Your assignment
The records below are to be restated word for word; their pictures are not.

[Element data from apps and pages]
■ ■ ■ ■

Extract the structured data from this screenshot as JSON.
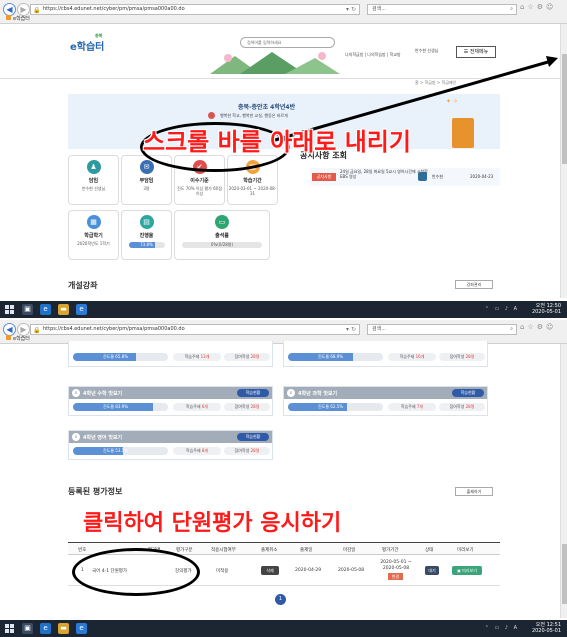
{
  "browser": {
    "url": "https://cbs4.edunet.net/cyber/pm/pmsa/pmsa000a00.do",
    "search_placeholder": "검색...",
    "tab_title": "e학습터",
    "tab_title_2": "e학습터"
  },
  "header": {
    "logo_region": "충북",
    "logo_text": "e학습터",
    "search_placeholder": "검색어를 입력하세요",
    "links": "나의학급방 | 나의학습방 | 학교방",
    "user": "반수현 선생님",
    "menu_button": "전체메뉴"
  },
  "breadcrumb": "홈 > 학급방 > 학급메인",
  "banner": {
    "title": "충북-증안초 4학년4반",
    "subtitle": "행복한 학교, 행복한 교실, 행동은 바르게"
  },
  "cards": [
    {
      "title": "담임",
      "value": "반수현 선생님",
      "icon": "teacher-icon",
      "color": "#2e9aa0"
    },
    {
      "title": "부담임",
      "value": "3명",
      "icon": "mail-icon",
      "color": "#3a6fb3"
    },
    {
      "title": "이수기준",
      "value": "진도 70% 이상 평가 60점 이상",
      "icon": "check-icon",
      "color": "#e24d4d"
    },
    {
      "title": "학습기간",
      "value": "2020-03-01 ~ 2020-08-31",
      "icon": "calendar-icon",
      "color": "#f3a33b"
    },
    {
      "title": "학급학기",
      "value": "2020학년도 1학기",
      "icon": "calendar-icon",
      "color": "#4a90d9"
    },
    {
      "title": "진행율",
      "value": "73.8%",
      "progress": 73.8,
      "icon": "chart-icon",
      "color": "#2ea6a0"
    },
    {
      "title": "출석률",
      "value": "0%(0/28명)",
      "progress": 0,
      "icon": "attendance-icon",
      "color": "#2ea672"
    }
  ],
  "notice": {
    "heading": "공지사항 조회",
    "tag": "공지사항",
    "text": "24일 금요일, 28일 화요일 5교시 영어시간에 시청할 EBS 영상",
    "author": "반수현",
    "date": "2020-04-23"
  },
  "course_section": {
    "title": "개설강좌",
    "manage_button": "강좌관리"
  },
  "taskbar1": {
    "time": "오전 12:50",
    "date": "2020-05-01"
  },
  "taskbar2": {
    "time": "오전 12:51",
    "date": "2020-05-01"
  },
  "annotations": {
    "scroll_instruction": "스크롤 바를 아래로 내리기",
    "click_instruction": "클릭하여 단원평가 응시하기"
  },
  "subjects_top": [
    {
      "progress_label": "진도율 65.8%",
      "progress": 65.8,
      "units_label": "학습주제",
      "units": "13개",
      "students_label": "참여학생",
      "students": "28명"
    },
    {
      "progress_label": "진도율 68.9%",
      "progress": 68.9,
      "units_label": "학습주제",
      "units": "16개",
      "students_label": "참여학생",
      "students": "28명"
    }
  ],
  "subjects": [
    {
      "name": "4학년 수학 맛보기",
      "button": "학습현황",
      "progress_label": "진도율 83.9%",
      "progress": 83.9,
      "units_label": "학습주제",
      "units": "6개",
      "students_label": "참여학생",
      "students": "28명"
    },
    {
      "name": "4학년 과학 맛보기",
      "button": "학습현황",
      "progress_label": "진도율 62.5%",
      "progress": 62.5,
      "units_label": "학습주제",
      "units": "7개",
      "students_label": "참여학생",
      "students": "28명"
    },
    {
      "name": "4학년 영어 맛보기",
      "button": "학습현황",
      "progress_label": "진도율 53.1%",
      "progress": 53.1,
      "units_label": "학습주제",
      "units": "8개",
      "students_label": "참여학생",
      "students": "28명"
    }
  ],
  "eval_section": {
    "title": "등록된 평가정보",
    "register_button": "출제하기",
    "columns": [
      "번호",
      "평가명",
      "평가구분",
      "적용시험여부",
      "출제취소",
      "출제일",
      "마감일",
      "평가기간",
      "상태",
      "미리보기"
    ],
    "row": {
      "no": "1",
      "name": "국어 4-1 단원평가",
      "type": "강의평가",
      "applied": "미적용",
      "delete_button": "삭제",
      "issued": "2020-04-29",
      "deadline": "2020-05-08",
      "period": "2020-05-01 ~ 2020-05-08",
      "change_button": "변경",
      "status": "대기",
      "preview_button": "미리보기"
    },
    "page": "1"
  }
}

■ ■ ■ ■

Written answer
Extract the structured data from this screenshot as JSON.
{
  "browser": {
    "url": "https://cbs4.edunet.net/cyber/pm/pmsa/pmsa000a00.do",
    "search_placeholder": "검색...",
    "tab_title": "e학습터",
    "tab_title_2": "e학습터"
  },
  "header": {
    "logo_region": "충북",
    "logo_text": "e학습터",
    "search_placeholder": "검색어를 입력하세요",
    "links": "나의학급방 | 나의학습방 | 학교방",
    "user": "반수현 선생님",
    "menu_button": "전체메뉴"
  },
  "breadcrumb": "홈 > 학급방 > 학급메인",
  "banner": {
    "title": "충북-증안초 4학년4반",
    "subtitle": "행복한 학교, 행복한 교실, 행동은 바르게"
  },
  "cards": [
    {
      "title": "담임",
      "value": "반수현 선생님",
      "icon": "teacher-icon",
      "color": "#2e9aa0"
    },
    {
      "title": "부담임",
      "value": "3명",
      "icon": "mail-icon",
      "color": "#3a6fb3"
    },
    {
      "title": "이수기준",
      "value": "진도 70% 이상 평가 60점 이상",
      "icon": "check-icon",
      "color": "#e24d4d"
    },
    {
      "title": "학습기간",
      "value": "2020-03-01 ~ 2020-08-31",
      "icon": "calendar-icon",
      "color": "#f3a33b"
    },
    {
      "title": "학급학기",
      "value": "2020학년도 1학기",
      "icon": "calendar-icon",
      "color": "#4a90d9"
    },
    {
      "title": "진행율",
      "value": "73.8%",
      "progress": 73.8,
      "icon": "chart-icon",
      "color": "#2ea6a0"
    },
    {
      "title": "출석률",
      "value": "0%(0/28명)",
      "progress": 0,
      "icon": "attendance-icon",
      "color": "#2ea672"
    }
  ],
  "notice": {
    "heading": "공지사항 조회",
    "tag": "공지사항",
    "text": "24일 금요일, 28일 화요일 5교시 영어시간에 시청할 EBS 영상",
    "author": "반수현",
    "date": "2020-04-23"
  },
  "course_section": {
    "title": "개설강좌",
    "manage_button": "강좌관리"
  },
  "taskbar1": {
    "time": "오전 12:50",
    "date": "2020-05-01"
  },
  "taskbar2": {
    "time": "오전 12:51",
    "date": "2020-05-01"
  },
  "annotations": {
    "scroll_instruction": "스크롤 바를 아래로 내리기",
    "click_instruction": "클릭하여 단원평가 응시하기"
  },
  "subjects_top": [
    {
      "progress_label": "진도율 65.8%",
      "progress": 65.8,
      "units_label": "학습주제",
      "units": "13개",
      "students_label": "참여학생",
      "students": "28명"
    },
    {
      "progress_label": "진도율 68.9%",
      "progress": 68.9,
      "units_label": "학습주제",
      "units": "16개",
      "students_label": "참여학생",
      "students": "28명"
    }
  ],
  "subjects": [
    {
      "name": "4학년 수학 맛보기",
      "button": "학습현황",
      "progress_label": "진도율 83.9%",
      "progress": 83.9,
      "units_label": "학습주제",
      "units": "6개",
      "students_label": "참여학생",
      "students": "28명"
    },
    {
      "name": "4학년 과학 맛보기",
      "button": "학습현황",
      "progress_label": "진도율 62.5%",
      "progress": 62.5,
      "units_label": "학습주제",
      "units": "7개",
      "students_label": "참여학생",
      "students": "28명"
    },
    {
      "name": "4학년 영어 맛보기",
      "button": "학습현황",
      "progress_label": "진도율 53.1%",
      "progress": 53.1,
      "units_label": "학습주제",
      "units": "8개",
      "students_label": "참여학생",
      "students": "28명"
    }
  ],
  "eval_section": {
    "title": "등록된 평가정보",
    "register_button": "출제하기",
    "columns": [
      "번호",
      "평가명",
      "평가구분",
      "적용시험여부",
      "출제취소",
      "출제일",
      "마감일",
      "평가기간",
      "상태",
      "미리보기"
    ],
    "row": {
      "no": "1",
      "name": "국어 4-1 단원평가",
      "type": "강의평가",
      "applied": "미적용",
      "delete_button": "삭제",
      "issued": "2020-04-29",
      "deadline": "2020-05-08",
      "period": "2020-05-01 ~ 2020-05-08",
      "change_button": "변경",
      "status": "대기",
      "preview_button": "미리보기"
    },
    "page": "1"
  }
}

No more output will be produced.